In 2019, the sustainable finance landscape continued to grow more diverse in terms of issuers and geographies, and more complex in terms of instruments. Last year, total assets under professional management invested according to responsible investment strategies exceeded US$30 trillion for the first time.
Issuance of sustainable debt in 2019 looks set to fall just short of US$400 billion, with green bonds expected to account for around two-thirds of this or US$250-265 billion (well above most market estimates from the beginning of the year).
These trends are now accelerating. In July, nine Dutch pension funds managing 800 billion euros (US$885.77 billion) in assets committed to reduce their carbon footprint, necessitating a more active management approach. By 2020, we see total assets invested according to responsible investment strategies exceeding US$40 trillion.
Sustainability and impact-focused investing can account for US$4-5 trillion of this total, nearly tripling from 2018. Based on our analysis of the prospects for sustainable debt issuance, we expect issuance to reach US$560-620 billion in 2020 and US$720-810 billion in 2021. We expect that green bonds will account for US$320-360 billion of this total in 2020 and US$400-450 billion in 2021.
As the sustainable finance industry grows, regulators and voluntary initiatives are looking to bring welcome standards and transparency to the sector. The EU Commission’s action plan on sustainable finance is a case in point, comprising the establishment of a taxonomy to classify sustainable activities, an EU standard for green bonds, benchmarks related to decarbonisation, and disclosure requirements on ESG integration.

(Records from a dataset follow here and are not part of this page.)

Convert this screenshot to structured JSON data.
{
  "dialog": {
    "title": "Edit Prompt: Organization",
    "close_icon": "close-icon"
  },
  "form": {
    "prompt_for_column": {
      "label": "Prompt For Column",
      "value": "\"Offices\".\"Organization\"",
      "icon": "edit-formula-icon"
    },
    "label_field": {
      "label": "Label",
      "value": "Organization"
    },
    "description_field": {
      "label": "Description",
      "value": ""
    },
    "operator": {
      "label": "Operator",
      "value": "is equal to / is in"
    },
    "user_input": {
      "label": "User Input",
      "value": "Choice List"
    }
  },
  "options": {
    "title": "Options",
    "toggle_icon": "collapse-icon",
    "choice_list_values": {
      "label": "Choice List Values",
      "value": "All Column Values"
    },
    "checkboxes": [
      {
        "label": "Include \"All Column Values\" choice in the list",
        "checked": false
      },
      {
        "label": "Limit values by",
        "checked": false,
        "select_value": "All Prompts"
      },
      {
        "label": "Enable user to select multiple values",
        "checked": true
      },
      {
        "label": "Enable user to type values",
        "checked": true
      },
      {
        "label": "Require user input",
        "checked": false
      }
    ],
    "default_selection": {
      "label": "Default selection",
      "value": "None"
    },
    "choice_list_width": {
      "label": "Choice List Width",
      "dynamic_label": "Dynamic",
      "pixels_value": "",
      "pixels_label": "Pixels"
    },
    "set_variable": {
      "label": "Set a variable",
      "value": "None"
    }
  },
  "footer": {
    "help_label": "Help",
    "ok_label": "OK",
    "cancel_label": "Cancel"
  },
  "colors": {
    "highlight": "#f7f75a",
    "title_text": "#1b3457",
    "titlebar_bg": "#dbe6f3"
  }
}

Market trends are supporting these regulatory and policy trends. Costs of wind and solar power continue to fall and the International Renewable Energy Agency (IRENA) forecasts that by 2020, auction prices of solar and wind power will fall below the operating cost of 700GW and 900GW, corresponding to 35%-45% of the coal industry’s current capacity.
Nonetheless, upfront capital costs can be significant, creating a role for the finance industry in bridging the gap between near term funding requirements and future returns. We believe a vast increase in investment levels is still required. Current policies place us on a pathway towards a 3-5°C increase this century.
IRENA estimates that to meet the goals of the Paris Climate Agreement, additional funding in the range of US$27 trillion (over and beyond present commitments) will be required to support energy, mobility and related transitions.
The finance industry will be ready to support that increase in scale, but it is a pipeline of investable projects that is the missing part of the equation today. Policy ambition will have to significantly increase to create the magnitude of projects commensurate with the challenge, beyond what market forces and corporate action can deliver.
Christopher Kaminker, PhD, is the head of Sustainable Investment Research and Strategy, and Thomas Hohne-Sparborth, PhD, is sustainability analyst at Lombard Odier Investment Managers.